# EXERCISE PROMPT
State how many lines in the entries below contain "color". Write nothing but the number.

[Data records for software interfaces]
***

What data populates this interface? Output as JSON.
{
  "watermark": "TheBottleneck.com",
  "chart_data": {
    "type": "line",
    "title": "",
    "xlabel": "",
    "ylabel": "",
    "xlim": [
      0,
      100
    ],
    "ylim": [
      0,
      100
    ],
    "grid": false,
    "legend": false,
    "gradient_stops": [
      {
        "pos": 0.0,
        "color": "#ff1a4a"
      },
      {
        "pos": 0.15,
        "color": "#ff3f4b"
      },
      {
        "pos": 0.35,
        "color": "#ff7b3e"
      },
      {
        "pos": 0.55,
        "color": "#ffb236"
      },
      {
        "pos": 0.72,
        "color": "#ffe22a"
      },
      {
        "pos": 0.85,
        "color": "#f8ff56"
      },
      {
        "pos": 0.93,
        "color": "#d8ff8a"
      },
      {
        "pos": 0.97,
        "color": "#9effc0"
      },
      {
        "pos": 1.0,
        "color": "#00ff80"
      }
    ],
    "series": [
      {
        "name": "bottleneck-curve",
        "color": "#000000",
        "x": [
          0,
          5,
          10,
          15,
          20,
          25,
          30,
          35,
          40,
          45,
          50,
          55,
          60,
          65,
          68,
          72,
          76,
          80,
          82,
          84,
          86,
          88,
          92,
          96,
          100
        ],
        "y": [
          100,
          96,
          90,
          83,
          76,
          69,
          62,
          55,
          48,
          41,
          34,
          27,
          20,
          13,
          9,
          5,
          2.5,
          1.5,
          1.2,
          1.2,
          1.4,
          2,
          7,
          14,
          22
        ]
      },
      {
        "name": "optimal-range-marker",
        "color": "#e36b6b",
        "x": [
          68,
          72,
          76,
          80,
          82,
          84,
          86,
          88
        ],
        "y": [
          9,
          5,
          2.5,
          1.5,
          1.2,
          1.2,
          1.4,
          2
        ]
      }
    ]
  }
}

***

# REPLY
11